Task inputs:
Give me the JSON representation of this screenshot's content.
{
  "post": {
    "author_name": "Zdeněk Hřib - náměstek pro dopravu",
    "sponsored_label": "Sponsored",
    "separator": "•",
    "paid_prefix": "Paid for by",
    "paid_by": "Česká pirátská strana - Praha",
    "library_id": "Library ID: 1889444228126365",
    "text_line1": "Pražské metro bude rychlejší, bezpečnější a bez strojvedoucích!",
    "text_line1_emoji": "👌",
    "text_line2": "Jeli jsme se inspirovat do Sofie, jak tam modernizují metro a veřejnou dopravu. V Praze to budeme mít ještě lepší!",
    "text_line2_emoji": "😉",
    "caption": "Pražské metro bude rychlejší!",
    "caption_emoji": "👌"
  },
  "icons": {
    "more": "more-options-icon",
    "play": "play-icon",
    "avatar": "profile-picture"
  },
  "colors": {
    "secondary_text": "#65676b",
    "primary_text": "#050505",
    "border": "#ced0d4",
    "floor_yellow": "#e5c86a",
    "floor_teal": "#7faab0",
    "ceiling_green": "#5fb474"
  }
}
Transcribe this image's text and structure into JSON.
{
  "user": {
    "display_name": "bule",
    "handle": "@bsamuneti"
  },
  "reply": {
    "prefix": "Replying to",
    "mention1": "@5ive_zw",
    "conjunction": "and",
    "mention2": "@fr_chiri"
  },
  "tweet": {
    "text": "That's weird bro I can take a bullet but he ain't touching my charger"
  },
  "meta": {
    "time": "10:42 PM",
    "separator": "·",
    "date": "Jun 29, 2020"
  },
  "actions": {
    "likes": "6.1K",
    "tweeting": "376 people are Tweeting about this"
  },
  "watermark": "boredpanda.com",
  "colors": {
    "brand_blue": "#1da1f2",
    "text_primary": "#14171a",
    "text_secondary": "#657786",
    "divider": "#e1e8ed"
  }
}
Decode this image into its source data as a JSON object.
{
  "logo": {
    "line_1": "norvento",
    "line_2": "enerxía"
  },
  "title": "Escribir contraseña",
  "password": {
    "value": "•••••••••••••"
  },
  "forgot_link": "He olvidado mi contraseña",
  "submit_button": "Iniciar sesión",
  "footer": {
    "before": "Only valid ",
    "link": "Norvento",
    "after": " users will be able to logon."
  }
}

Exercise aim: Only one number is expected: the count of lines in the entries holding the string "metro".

Answer section: 3